▼

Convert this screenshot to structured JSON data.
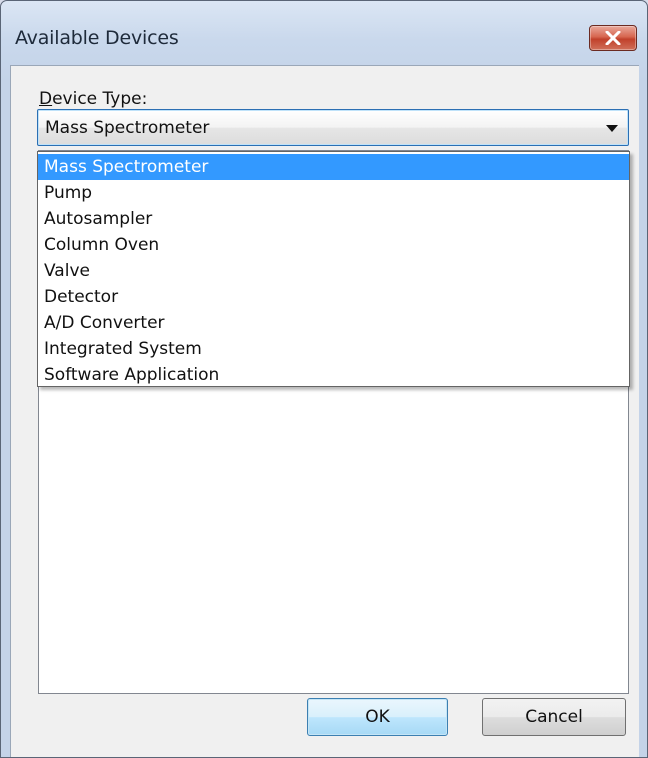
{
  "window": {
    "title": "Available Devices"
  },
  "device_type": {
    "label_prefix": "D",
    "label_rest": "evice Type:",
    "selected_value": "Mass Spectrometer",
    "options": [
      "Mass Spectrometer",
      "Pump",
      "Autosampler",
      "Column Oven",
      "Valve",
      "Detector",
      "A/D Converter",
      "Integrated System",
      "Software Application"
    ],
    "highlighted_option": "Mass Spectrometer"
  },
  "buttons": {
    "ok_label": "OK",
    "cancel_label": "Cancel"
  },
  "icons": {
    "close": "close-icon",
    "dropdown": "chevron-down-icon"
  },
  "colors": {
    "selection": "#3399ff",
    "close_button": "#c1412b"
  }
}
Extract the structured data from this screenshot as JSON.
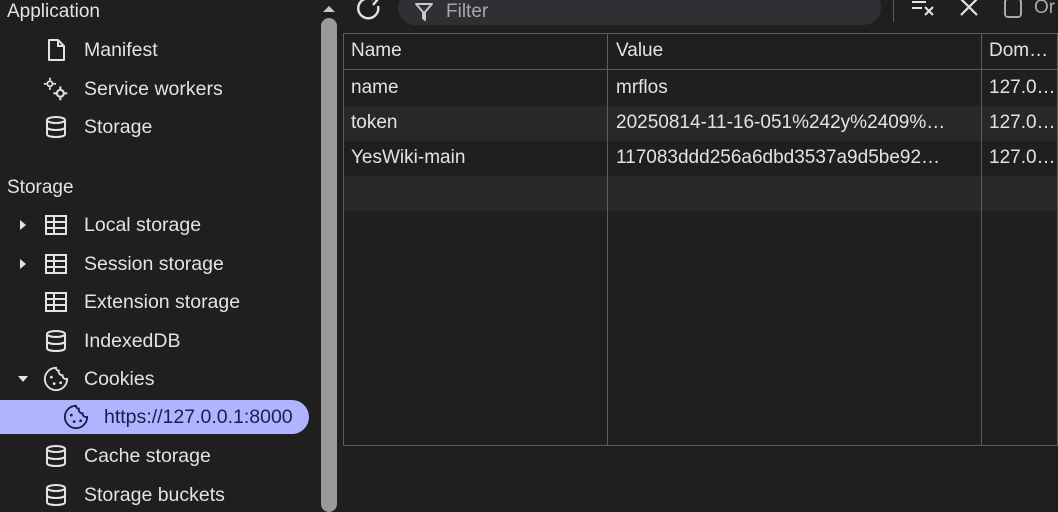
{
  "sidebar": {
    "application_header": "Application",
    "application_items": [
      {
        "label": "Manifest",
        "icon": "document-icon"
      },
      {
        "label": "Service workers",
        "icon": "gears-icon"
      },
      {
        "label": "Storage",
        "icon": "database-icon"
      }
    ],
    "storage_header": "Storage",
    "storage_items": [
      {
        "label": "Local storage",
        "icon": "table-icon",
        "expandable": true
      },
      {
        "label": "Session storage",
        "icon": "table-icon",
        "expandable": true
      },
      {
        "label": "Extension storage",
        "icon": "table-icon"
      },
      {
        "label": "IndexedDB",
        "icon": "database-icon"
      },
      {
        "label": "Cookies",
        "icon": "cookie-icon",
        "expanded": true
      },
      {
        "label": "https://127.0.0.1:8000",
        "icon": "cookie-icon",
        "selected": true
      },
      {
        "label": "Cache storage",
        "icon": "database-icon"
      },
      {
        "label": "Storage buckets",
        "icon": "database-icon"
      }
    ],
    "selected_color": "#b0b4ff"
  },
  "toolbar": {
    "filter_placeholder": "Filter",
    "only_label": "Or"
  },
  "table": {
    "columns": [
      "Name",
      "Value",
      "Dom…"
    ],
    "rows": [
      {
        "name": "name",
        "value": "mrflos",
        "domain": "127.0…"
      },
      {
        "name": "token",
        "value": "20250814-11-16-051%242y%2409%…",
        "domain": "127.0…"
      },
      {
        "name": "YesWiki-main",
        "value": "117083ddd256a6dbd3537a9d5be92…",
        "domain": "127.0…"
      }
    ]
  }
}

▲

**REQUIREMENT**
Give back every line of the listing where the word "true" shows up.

**TASK ANSWER**
        "expandable": true
        "expandable": true
        "expanded": true
        "selected": true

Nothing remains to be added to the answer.